**TRY IT**
Reproduce all of the records exactly.

**EXERCISE INPUTS**
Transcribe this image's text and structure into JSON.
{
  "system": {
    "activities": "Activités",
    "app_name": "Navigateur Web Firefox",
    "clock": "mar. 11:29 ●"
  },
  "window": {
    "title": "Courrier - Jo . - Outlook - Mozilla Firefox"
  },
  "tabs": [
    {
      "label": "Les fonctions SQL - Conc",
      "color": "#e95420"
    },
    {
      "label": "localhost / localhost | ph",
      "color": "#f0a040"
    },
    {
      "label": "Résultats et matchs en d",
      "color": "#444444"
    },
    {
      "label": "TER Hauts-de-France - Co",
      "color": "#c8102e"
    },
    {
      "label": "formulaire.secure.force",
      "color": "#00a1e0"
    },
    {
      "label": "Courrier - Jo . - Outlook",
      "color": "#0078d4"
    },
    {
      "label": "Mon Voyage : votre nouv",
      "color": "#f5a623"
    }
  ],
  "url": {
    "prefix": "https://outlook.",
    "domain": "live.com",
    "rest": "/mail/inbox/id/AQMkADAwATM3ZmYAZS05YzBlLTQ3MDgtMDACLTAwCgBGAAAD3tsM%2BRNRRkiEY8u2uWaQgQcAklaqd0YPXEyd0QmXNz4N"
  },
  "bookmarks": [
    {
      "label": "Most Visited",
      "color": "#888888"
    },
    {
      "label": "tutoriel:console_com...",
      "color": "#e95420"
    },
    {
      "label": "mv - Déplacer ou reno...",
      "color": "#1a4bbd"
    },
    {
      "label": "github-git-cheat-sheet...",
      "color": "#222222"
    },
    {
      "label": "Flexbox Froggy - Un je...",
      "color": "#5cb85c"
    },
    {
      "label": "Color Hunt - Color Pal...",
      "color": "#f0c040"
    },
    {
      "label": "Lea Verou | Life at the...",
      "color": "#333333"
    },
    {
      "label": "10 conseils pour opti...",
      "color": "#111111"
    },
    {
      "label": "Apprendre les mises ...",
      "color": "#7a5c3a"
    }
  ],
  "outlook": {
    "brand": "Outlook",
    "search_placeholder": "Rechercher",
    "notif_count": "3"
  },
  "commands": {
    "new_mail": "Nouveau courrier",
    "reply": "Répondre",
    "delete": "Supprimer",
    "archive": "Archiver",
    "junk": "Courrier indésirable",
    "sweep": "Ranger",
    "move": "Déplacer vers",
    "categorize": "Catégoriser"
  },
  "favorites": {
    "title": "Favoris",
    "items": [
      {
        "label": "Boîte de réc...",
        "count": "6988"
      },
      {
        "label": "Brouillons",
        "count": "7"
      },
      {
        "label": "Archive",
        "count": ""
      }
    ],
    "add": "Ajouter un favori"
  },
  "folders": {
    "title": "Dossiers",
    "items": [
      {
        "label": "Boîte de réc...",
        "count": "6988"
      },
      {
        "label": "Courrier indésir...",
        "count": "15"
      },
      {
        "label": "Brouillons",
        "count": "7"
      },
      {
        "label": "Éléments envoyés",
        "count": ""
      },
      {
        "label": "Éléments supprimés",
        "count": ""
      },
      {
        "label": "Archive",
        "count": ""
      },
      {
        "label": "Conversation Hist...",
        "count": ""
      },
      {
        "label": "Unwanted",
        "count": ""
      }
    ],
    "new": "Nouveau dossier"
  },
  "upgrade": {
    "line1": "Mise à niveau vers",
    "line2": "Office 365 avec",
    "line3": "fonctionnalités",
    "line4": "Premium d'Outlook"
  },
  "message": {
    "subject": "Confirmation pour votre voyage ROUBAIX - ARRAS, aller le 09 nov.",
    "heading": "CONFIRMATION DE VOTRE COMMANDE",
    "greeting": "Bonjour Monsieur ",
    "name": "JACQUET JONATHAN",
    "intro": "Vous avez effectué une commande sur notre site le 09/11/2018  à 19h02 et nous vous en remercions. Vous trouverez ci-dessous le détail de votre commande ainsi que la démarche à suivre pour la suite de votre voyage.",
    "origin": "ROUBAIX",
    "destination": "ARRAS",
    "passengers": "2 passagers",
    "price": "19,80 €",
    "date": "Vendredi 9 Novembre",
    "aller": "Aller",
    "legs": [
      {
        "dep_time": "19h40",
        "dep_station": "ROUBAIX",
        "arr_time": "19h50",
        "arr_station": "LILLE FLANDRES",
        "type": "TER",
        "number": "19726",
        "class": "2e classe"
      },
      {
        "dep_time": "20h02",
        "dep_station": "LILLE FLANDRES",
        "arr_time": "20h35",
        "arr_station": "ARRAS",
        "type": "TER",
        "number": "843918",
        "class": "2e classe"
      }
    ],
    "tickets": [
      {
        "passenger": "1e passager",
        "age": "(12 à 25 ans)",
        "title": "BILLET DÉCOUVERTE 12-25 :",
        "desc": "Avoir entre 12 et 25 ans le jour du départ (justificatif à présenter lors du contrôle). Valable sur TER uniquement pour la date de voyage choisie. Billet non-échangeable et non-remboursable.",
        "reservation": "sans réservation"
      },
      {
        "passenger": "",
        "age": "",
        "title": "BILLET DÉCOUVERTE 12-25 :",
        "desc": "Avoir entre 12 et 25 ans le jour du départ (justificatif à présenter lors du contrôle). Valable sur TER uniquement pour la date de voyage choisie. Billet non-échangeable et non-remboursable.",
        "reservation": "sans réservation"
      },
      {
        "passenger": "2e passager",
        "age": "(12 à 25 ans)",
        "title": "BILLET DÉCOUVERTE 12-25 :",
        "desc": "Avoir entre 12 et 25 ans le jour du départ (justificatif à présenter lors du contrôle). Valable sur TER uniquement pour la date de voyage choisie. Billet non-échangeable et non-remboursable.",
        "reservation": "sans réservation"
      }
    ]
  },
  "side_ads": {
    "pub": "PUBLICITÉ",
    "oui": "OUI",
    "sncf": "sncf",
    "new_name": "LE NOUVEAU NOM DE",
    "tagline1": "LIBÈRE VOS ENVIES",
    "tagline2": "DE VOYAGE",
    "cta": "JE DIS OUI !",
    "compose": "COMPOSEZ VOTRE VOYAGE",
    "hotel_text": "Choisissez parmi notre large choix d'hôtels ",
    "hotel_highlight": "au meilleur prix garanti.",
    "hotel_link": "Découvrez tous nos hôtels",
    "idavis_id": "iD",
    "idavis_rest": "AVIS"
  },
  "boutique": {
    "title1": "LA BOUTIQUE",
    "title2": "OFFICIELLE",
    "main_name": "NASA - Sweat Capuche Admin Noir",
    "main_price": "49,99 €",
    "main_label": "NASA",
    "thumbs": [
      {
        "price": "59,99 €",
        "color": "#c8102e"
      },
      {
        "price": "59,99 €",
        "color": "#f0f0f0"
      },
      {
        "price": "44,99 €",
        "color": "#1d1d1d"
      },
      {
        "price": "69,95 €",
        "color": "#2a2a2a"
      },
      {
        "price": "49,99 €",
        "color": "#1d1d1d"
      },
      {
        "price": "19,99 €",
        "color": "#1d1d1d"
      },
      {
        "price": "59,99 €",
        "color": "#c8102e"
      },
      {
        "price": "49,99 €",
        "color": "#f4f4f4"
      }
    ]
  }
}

**FINISHED EXERCISE**
Transcribe this image's text and structure into JSON.
{
  "system": {
    "activities": "Activités",
    "app_name": "Navigateur Web Firefox",
    "clock": "mar. 11:29 ●"
  },
  "window": {
    "title": "Courrier - Jo . - Outlook - Mozilla Firefox"
  },
  "tabs": [
    {
      "label": "Les fonctions SQL - Conc",
      "color": "#e95420"
    },
    {
      "label": "localhost / localhost | ph",
      "color": "#f0a040"
    },
    {
      "label": "Résultats et matchs en d",
      "color": "#444444"
    },
    {
      "label": "TER Hauts-de-France - Co",
      "color": "#c8102e"
    },
    {
      "label": "formulaire.secure.force",
      "color": "#00a1e0"
    },
    {
      "label": "Courrier - Jo . - Outlook",
      "color": "#0078d4"
    },
    {
      "label": "Mon Voyage : votre nouv",
      "color": "#f5a623"
    }
  ],
  "url": {
    "prefix": "https://outlook.",
    "domain": "live.com",
    "rest": "/mail/inbox/id/AQMkADAwATM3ZmYAZS05YzBlLTQ3MDgtMDACLTAwCgBGAAAD3tsM%2BRNRRkiEY8u2uWaQgQcAklaqd0YPXEyd0QmXNz4N"
  },
  "bookmarks": [
    {
      "label": "Most Visited",
      "color": "#888888"
    },
    {
      "label": "tutoriel:console_com...",
      "color": "#e95420"
    },
    {
      "label": "mv - Déplacer ou reno...",
      "color": "#1a4bbd"
    },
    {
      "label": "github-git-cheat-sheet...",
      "color": "#222222"
    },
    {
      "label": "Flexbox Froggy - Un je...",
      "color": "#5cb85c"
    },
    {
      "label": "Color Hunt - Color Pal...",
      "color": "#f0c040"
    },
    {
      "label": "Lea Verou | Life at the...",
      "color": "#333333"
    },
    {
      "label": "10 conseils pour opti...",
      "color": "#111111"
    },
    {
      "label": "Apprendre les mises ...",
      "color": "#7a5c3a"
    }
  ],
  "outlook": {
    "brand": "Outlook",
    "search_placeholder": "Rechercher",
    "notif_count": "3"
  },
  "commands": {
    "new_mail": "Nouveau courrier",
    "reply": "Répondre",
    "delete": "Supprimer",
    "archive": "Archiver",
    "junk": "Courrier indésirable",
    "sweep": "Ranger",
    "move": "Déplacer vers",
    "categorize": "Catégoriser"
  },
  "favorites": {
    "title": "Favoris",
    "items": [
      {
        "label": "Boîte de réc...",
        "count": "6988"
      },
      {
        "label": "Brouillons",
        "count": "7"
      },
      {
        "label": "Archive",
        "count": ""
      }
    ],
    "add": "Ajouter un favori"
  },
  "folders": {
    "title": "Dossiers",
    "items": [
      {
        "label": "Boîte de réc...",
        "count": "6988"
      },
      {
        "label": "Courrier indésir...",
        "count": "15"
      },
      {
        "label": "Brouillons",
        "count": "7"
      },
      {
        "label": "Éléments envoyés",
        "count": ""
      },
      {
        "label": "Éléments supprimés",
        "count": ""
      },
      {
        "label": "Archive",
        "count": ""
      },
      {
        "label": "Conversation Hist...",
        "count": ""
      },
      {
        "label": "Unwanted",
        "count": ""
      }
    ],
    "new": "Nouveau dossier"
  },
  "upgrade": {
    "line1": "Mise à niveau vers",
    "line2": "Office 365 avec",
    "line3": "fonctionnalités",
    "line4": "Premium d'Outlook"
  },
  "message": {
    "subject": "Confirmation pour votre voyage ROUBAIX - ARRAS, aller le 09 nov.",
    "heading": "CONFIRMATION DE VOTRE COMMANDE",
    "greeting": "Bonjour Monsieur ",
    "name": "JACQUET JONATHAN",
    "intro": "Vous avez effectué une commande sur notre site le 09/11/2018  à 19h02 et nous vous en remercions. Vous trouverez ci-dessous le détail de votre commande ainsi que la démarche à suivre pour la suite de votre voyage.",
    "origin": "ROUBAIX",
    "destination": "ARRAS",
    "passengers": "2 passagers",
    "price": "19,80 €",
    "date": "Vendredi 9 Novembre",
    "aller": "Aller",
    "legs": [
      {
        "dep_time": "19h40",
        "dep_station": "ROUBAIX",
        "arr_time": "19h50",
        "arr_station": "LILLE FLANDRES",
        "type": "TER",
        "number": "19726",
        "class": "2e classe"
      },
      {
        "dep_time": "20h02",
        "dep_station": "LILLE FLANDRES",
        "arr_time": "20h35",
        "arr_station": "ARRAS",
        "type": "TER",
        "number": "843918",
        "class": "2e classe"
      }
    ],
    "tickets": [
      {
        "passenger": "1e passager",
        "age": "(12 à 25 ans)",
        "title": "BILLET DÉCOUVERTE 12-25 :",
        "desc": "Avoir entre 12 et 25 ans le jour du départ (justificatif à présenter lors du contrôle). Valable sur TER uniquement pour la date de voyage choisie. Billet non-échangeable et non-remboursable.",
        "reservation": "sans réservation"
      },
      {
        "passenger": "",
        "age": "",
        "title": "BILLET DÉCOUVERTE 12-25 :",
        "desc": "Avoir entre 12 et 25 ans le jour du départ (justificatif à présenter lors du contrôle). Valable sur TER uniquement pour la date de voyage choisie. Billet non-échangeable et non-remboursable.",
        "reservation": "sans réservation"
      },
      {
        "passenger": "2e passager",
        "age": "(12 à 25 ans)",
        "title": "BILLET DÉCOUVERTE 12-25 :",
        "desc": "Avoir entre 12 et 25 ans le jour du départ (justificatif à présenter lors du contrôle). Valable sur TER uniquement pour la date de voyage choisie. Billet non-échangeable et non-remboursable.",
        "reservation": "sans réservation"
      }
    ]
  },
  "side_ads": {
    "pub": "PUBLICITÉ",
    "oui": "OUI",
    "sncf": "sncf",
    "new_name": "LE NOUVEAU NOM DE",
    "tagline1": "LIBÈRE VOS ENVIES",
    "tagline2": "DE VOYAGE",
    "cta": "JE DIS OUI !",
    "compose": "COMPOSEZ VOTRE VOYAGE",
    "hotel_text": "Choisissez parmi notre large choix d'hôtels ",
    "hotel_highlight": "au meilleur prix garanti.",
    "hotel_link": "Découvrez tous nos hôtels",
    "idavis_id": "iD",
    "idavis_rest": "AVIS"
  },
  "boutique": {
    "title1": "LA BOUTIQUE",
    "title2": "OFFICIELLE",
    "main_name": "NASA - Sweat Capuche Admin Noir",
    "main_price": "49,99 €",
    "main_label": "NASA",
    "thumbs": [
      {
        "price": "59,99 €",
        "color": "#c8102e"
      },
      {
        "price": "59,99 €",
        "color": "#f0f0f0"
      },
      {
        "price": "44,99 €",
        "color": "#1d1d1d"
      },
      {
        "price": "69,95 €",
        "color": "#2a2a2a"
      },
      {
        "price": "49,99 €",
        "color": "#1d1d1d"
      },
      {
        "price": "19,99 €",
        "color": "#1d1d1d"
      },
      {
        "price": "59,99 €",
        "color": "#c8102e"
      },
      {
        "price": "49,99 €",
        "color": "#f4f4f4"
      }
    ]
  }
}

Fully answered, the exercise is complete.